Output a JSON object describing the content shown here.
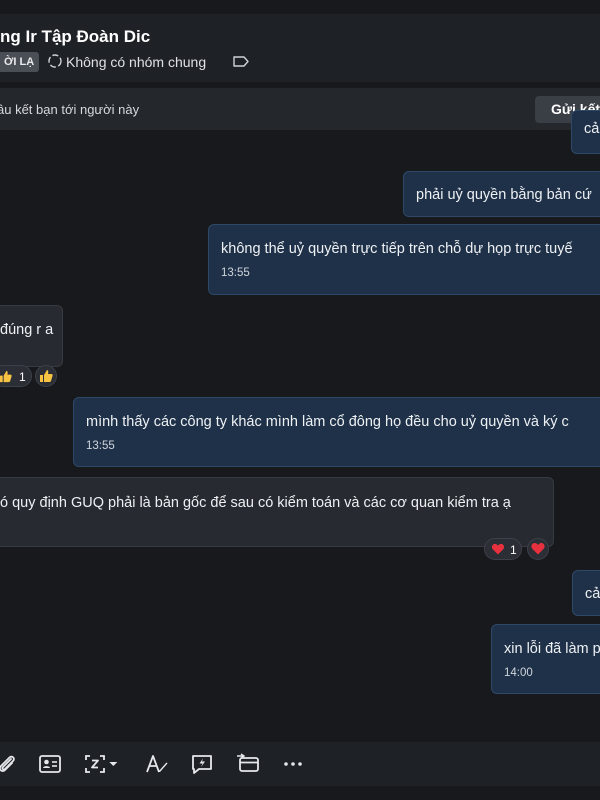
{
  "header": {
    "title": "ng Ir Tập Đoàn Dic",
    "badge": "ỜI LẠ",
    "groups_text": "Không có nhóm chung"
  },
  "friend_request": {
    "text": "âu kết bạn tới người này",
    "button_label": "Gửi kết"
  },
  "messages": [
    {
      "direction": "out",
      "text": "cả"
    },
    {
      "direction": "out",
      "text": "phải uỷ quyền bằng bản cứ"
    },
    {
      "direction": "out",
      "text": "không thể uỷ quyền trực tiếp trên chỗ dự họp trực tuyế",
      "time": "13:55"
    },
    {
      "direction": "in",
      "text": "đúng r a",
      "reactions": [
        {
          "emoji": "thumbs-up",
          "count": "1"
        }
      ]
    },
    {
      "direction": "out",
      "text": "mình thấy các công ty khác mình làm cổ đông họ đều cho uỷ quyền và ký c",
      "time": "13:55"
    },
    {
      "direction": "in",
      "text": "ó quy định GUQ phải là bản gốc để sau có kiểm toán và các cơ quan kiểm tra ạ",
      "reactions": [
        {
          "emoji": "heart",
          "count": "1"
        }
      ]
    },
    {
      "direction": "out",
      "text": "cả"
    },
    {
      "direction": "out",
      "text": "xin lỗi đã làm p",
      "time": "14:00"
    }
  ],
  "toolbar": {
    "items": [
      "attach-icon",
      "contact-card-icon",
      "screenshot-icon",
      "dropdown-arrow-icon",
      "text-format-icon",
      "quick-message-icon",
      "card-transfer-icon",
      "more-icon"
    ]
  },
  "colors": {
    "background": "#17191d",
    "outgoing_bubble": "#1f3148",
    "incoming_bubble": "#272a30",
    "heart": "#e8313f",
    "thumb": "#f6c342"
  }
}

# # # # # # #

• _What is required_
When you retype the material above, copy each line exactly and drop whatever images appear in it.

• _Exercise answer_
Output a JSON object describing the content shown here.
{
  "header": {
    "title": "ng Ir Tập Đoàn Dic",
    "badge": "ỜI LẠ",
    "groups_text": "Không có nhóm chung"
  },
  "friend_request": {
    "text": "âu kết bạn tới người này",
    "button_label": "Gửi kết"
  },
  "messages": [
    {
      "direction": "out",
      "text": "cả"
    },
    {
      "direction": "out",
      "text": "phải uỷ quyền bằng bản cứ"
    },
    {
      "direction": "out",
      "text": "không thể uỷ quyền trực tiếp trên chỗ dự họp trực tuyế",
      "time": "13:55"
    },
    {
      "direction": "in",
      "text": "đúng r a",
      "reactions": [
        {
          "emoji": "thumbs-up",
          "count": "1"
        }
      ]
    },
    {
      "direction": "out",
      "text": "mình thấy các công ty khác mình làm cổ đông họ đều cho uỷ quyền và ký c",
      "time": "13:55"
    },
    {
      "direction": "in",
      "text": "ó quy định GUQ phải là bản gốc để sau có kiểm toán và các cơ quan kiểm tra ạ",
      "reactions": [
        {
          "emoji": "heart",
          "count": "1"
        }
      ]
    },
    {
      "direction": "out",
      "text": "cả"
    },
    {
      "direction": "out",
      "text": "xin lỗi đã làm p",
      "time": "14:00"
    }
  ],
  "toolbar": {
    "items": [
      "attach-icon",
      "contact-card-icon",
      "screenshot-icon",
      "dropdown-arrow-icon",
      "text-format-icon",
      "quick-message-icon",
      "card-transfer-icon",
      "more-icon"
    ]
  },
  "colors": {
    "background": "#17191d",
    "outgoing_bubble": "#1f3148",
    "incoming_bubble": "#272a30",
    "heart": "#e8313f",
    "thumb": "#f6c342"
  }
}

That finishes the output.